The Port Sydney resident is singing praises about a new Health Canada food regulation change which now requires food companies to clearly identify common food allergens on their packaging.
Smith’s daughters, who are 12 and 14, both suffer from Celiac Disease, a condition which does not allow them to ingest anything with wheat, barley, rye or oats.
The regulation change now makes it easier for the Smith family and other locals with allergies to spot ingredients like wheat, sulphites, tree nuts, soy, milk, eggs, sesame seeds seafood and mustard.
Before the regulation change came into effect on August 4, grocery shopping for her daughters involved a lot of homework for Smith.
“I had to always call companies every three months to see if anything’s changed on their product line, because sometimes they’ll use a different facility or a different product line that may have other gluten products, which could contaminate,” she said. “I’ve got lists at home in a binder, I probably have about 100 companies.”
Smith would also have to do research on specific grocery outlets themselves to find out which ones had carried gluten-free products. Though she says there has been a greater awareness of food allergies in the community in recent years, the risk is still very real to both her daughters.
Smith has recorded two serious allergic reactions amongst her daughters in recent memory.
One involved gluten, and another involved an anaphylactic reaction to shellfish.
Between 2003 and 2010, emergency rooms in Simcoe and Muskoka-area hospitals recorded 1,011 visits involving severe allergic reactions. Of those, about 126 each year are due to food allergies, according to the Simcoe-Muskoka District Health Unit.
The health unit said most patients were children under the age of 10, and praised the regulation changes as a first step towards lowering the number of emergency room visits each year.
For Smith, the changes will also mean a lot more free time.

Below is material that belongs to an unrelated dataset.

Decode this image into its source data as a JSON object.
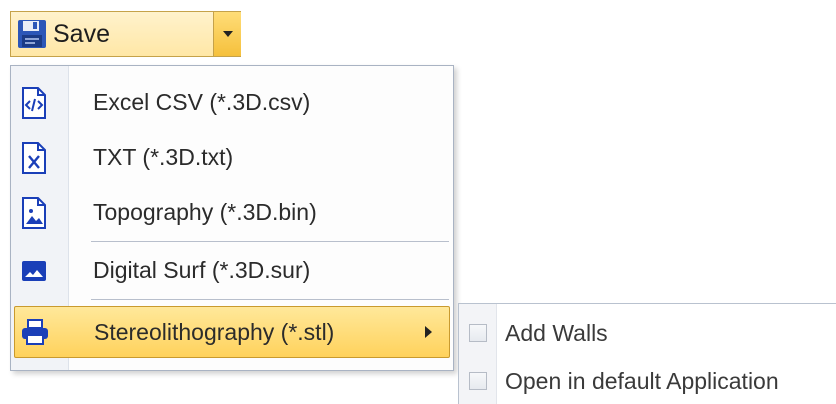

“You don’t have to do all these extra steps – the phone calls and emails to the company, and waiting for a response back – it saves a lot of time and headaches,” she said. For more information on the new food regulation change, please visit Health Canada’s website at www.hc-sc.gc.ca.